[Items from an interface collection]

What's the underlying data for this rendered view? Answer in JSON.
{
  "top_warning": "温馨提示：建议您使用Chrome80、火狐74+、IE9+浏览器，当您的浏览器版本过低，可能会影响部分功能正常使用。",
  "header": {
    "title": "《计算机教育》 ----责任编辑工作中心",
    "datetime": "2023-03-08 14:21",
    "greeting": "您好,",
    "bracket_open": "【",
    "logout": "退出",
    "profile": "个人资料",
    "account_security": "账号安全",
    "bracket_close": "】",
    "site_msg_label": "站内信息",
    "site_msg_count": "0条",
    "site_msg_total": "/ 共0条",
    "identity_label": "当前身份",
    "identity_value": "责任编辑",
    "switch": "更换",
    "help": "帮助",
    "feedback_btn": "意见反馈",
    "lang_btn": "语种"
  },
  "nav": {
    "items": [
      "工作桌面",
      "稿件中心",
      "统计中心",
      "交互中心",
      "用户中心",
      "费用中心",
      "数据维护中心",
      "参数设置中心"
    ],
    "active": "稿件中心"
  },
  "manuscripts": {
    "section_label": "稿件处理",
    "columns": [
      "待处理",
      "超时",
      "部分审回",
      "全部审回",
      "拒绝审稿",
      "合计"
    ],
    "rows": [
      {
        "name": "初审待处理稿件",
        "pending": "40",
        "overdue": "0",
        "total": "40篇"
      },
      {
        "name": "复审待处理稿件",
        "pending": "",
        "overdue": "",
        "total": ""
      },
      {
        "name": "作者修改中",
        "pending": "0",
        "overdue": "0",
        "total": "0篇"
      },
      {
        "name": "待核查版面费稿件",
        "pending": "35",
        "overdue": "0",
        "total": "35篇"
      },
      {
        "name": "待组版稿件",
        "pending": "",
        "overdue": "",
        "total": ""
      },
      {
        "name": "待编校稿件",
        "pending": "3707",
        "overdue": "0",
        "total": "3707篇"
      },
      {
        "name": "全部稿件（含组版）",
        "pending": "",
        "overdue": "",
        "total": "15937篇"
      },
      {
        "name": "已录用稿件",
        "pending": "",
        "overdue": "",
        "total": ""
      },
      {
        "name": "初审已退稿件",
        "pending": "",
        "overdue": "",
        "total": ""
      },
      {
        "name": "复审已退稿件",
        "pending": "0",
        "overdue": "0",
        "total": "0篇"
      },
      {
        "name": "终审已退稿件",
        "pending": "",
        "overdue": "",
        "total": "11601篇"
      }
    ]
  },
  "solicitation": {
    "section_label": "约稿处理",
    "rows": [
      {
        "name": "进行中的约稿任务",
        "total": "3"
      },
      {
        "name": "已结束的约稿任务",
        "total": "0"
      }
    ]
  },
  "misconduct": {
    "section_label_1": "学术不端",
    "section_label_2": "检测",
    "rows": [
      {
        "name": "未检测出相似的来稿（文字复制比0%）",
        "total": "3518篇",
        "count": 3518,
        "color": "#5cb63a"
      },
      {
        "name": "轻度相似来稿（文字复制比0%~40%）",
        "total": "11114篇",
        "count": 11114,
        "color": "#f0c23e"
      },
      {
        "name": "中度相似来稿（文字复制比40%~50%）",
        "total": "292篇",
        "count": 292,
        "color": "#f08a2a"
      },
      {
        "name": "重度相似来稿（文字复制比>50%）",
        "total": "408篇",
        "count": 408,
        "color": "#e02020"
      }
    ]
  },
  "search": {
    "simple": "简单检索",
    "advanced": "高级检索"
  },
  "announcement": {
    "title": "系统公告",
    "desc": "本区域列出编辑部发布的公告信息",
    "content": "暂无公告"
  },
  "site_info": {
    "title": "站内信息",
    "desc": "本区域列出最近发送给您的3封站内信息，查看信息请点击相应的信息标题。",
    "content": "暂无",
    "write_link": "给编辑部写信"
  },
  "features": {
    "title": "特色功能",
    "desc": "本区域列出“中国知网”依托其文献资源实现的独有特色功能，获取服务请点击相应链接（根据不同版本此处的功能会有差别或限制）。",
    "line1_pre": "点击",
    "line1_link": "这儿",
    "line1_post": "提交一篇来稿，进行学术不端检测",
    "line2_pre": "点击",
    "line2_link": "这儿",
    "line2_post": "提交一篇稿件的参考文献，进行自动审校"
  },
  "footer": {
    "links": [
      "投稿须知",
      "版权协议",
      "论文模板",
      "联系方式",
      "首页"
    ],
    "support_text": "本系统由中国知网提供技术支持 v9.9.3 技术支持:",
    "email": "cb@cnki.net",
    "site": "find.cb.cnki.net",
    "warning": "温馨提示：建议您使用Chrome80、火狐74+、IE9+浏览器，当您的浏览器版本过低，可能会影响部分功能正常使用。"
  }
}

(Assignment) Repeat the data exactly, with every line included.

(Output)
What's the underlying data for this rendered view? Answer in JSON.
{
  "top_warning": "温馨提示：建议您使用Chrome80、火狐74+、IE9+浏览器，当您的浏览器版本过低，可能会影响部分功能正常使用。",
  "header": {
    "title": "《计算机教育》 ----责任编辑工作中心",
    "datetime": "2023-03-08 14:21",
    "greeting": "您好,",
    "bracket_open": "【",
    "logout": "退出",
    "profile": "个人资料",
    "account_security": "账号安全",
    "bracket_close": "】",
    "site_msg_label": "站内信息",
    "site_msg_count": "0条",
    "site_msg_total": "/ 共0条",
    "identity_label": "当前身份",
    "identity_value": "责任编辑",
    "switch": "更换",
    "help": "帮助",
    "feedback_btn": "意见反馈",
    "lang_btn": "语种"
  },
  "nav": {
    "items": [
      "工作桌面",
      "稿件中心",
      "统计中心",
      "交互中心",
      "用户中心",
      "费用中心",
      "数据维护中心",
      "参数设置中心"
    ],
    "active": "稿件中心"
  },
  "manuscripts": {
    "section_label": "稿件处理",
    "columns": [
      "待处理",
      "超时",
      "部分审回",
      "全部审回",
      "拒绝审稿",
      "合计"
    ],
    "rows": [
      {
        "name": "初审待处理稿件",
        "pending": "40",
        "overdue": "0",
        "total": "40篇"
      },
      {
        "name": "复审待处理稿件",
        "pending": "",
        "overdue": "",
        "total": ""
      },
      {
        "name": "作者修改中",
        "pending": "0",
        "overdue": "0",
        "total": "0篇"
      },
      {
        "name": "待核查版面费稿件",
        "pending": "35",
        "overdue": "0",
        "total": "35篇"
      },
      {
        "name": "待组版稿件",
        "pending": "",
        "overdue": "",
        "total": ""
      },
      {
        "name": "待编校稿件",
        "pending": "3707",
        "overdue": "0",
        "total": "3707篇"
      },
      {
        "name": "全部稿件（含组版）",
        "pending": "",
        "overdue": "",
        "total": "15937篇"
      },
      {
        "name": "已录用稿件",
        "pending": "",
        "overdue": "",
        "total": ""
      },
      {
        "name": "初审已退稿件",
        "pending": "",
        "overdue": "",
        "total": ""
      },
      {
        "name": "复审已退稿件",
        "pending": "0",
        "overdue": "0",
        "total": "0篇"
      },
      {
        "name": "终审已退稿件",
        "pending": "",
        "overdue": "",
        "total": "11601篇"
      }
    ]
  },
  "solicitation": {
    "section_label": "约稿处理",
    "rows": [
      {
        "name": "进行中的约稿任务",
        "total": "3"
      },
      {
        "name": "已结束的约稿任务",
        "total": "0"
      }
    ]
  },
  "misconduct": {
    "section_label_1": "学术不端",
    "section_label_2": "检测",
    "rows": [
      {
        "name": "未检测出相似的来稿（文字复制比0%）",
        "total": "3518篇",
        "count": 3518,
        "color": "#5cb63a"
      },
      {
        "name": "轻度相似来稿（文字复制比0%~40%）",
        "total": "11114篇",
        "count": 11114,
        "color": "#f0c23e"
      },
      {
        "name": "中度相似来稿（文字复制比40%~50%）",
        "total": "292篇",
        "count": 292,
        "color": "#f08a2a"
      },
      {
        "name": "重度相似来稿（文字复制比>50%）",
        "total": "408篇",
        "count": 408,
        "color": "#e02020"
      }
    ]
  },
  "search": {
    "simple": "简单检索",
    "advanced": "高级检索"
  },
  "announcement": {
    "title": "系统公告",
    "desc": "本区域列出编辑部发布的公告信息",
    "content": "暂无公告"
  },
  "site_info": {
    "title": "站内信息",
    "desc": "本区域列出最近发送给您的3封站内信息，查看信息请点击相应的信息标题。",
    "content": "暂无",
    "write_link": "给编辑部写信"
  },
  "features": {
    "title": "特色功能",
    "desc": "本区域列出“中国知网”依托其文献资源实现的独有特色功能，获取服务请点击相应链接（根据不同版本此处的功能会有差别或限制）。",
    "line1_pre": "点击",
    "line1_link": "这儿",
    "line1_post": "提交一篇来稿，进行学术不端检测",
    "line2_pre": "点击",
    "line2_link": "这儿",
    "line2_post": "提交一篇稿件的参考文献，进行自动审校"
  },
  "footer": {
    "links": [
      "投稿须知",
      "版权协议",
      "论文模板",
      "联系方式",
      "首页"
    ],
    "support_text": "本系统由中国知网提供技术支持 v9.9.3 技术支持:",
    "email": "cb@cnki.net",
    "site": "find.cb.cnki.net",
    "warning": "温馨提示：建议您使用Chrome80、火狐74+、IE9+浏览器，当您的浏览器版本过低，可能会影响部分功能正常使用。"
  }
}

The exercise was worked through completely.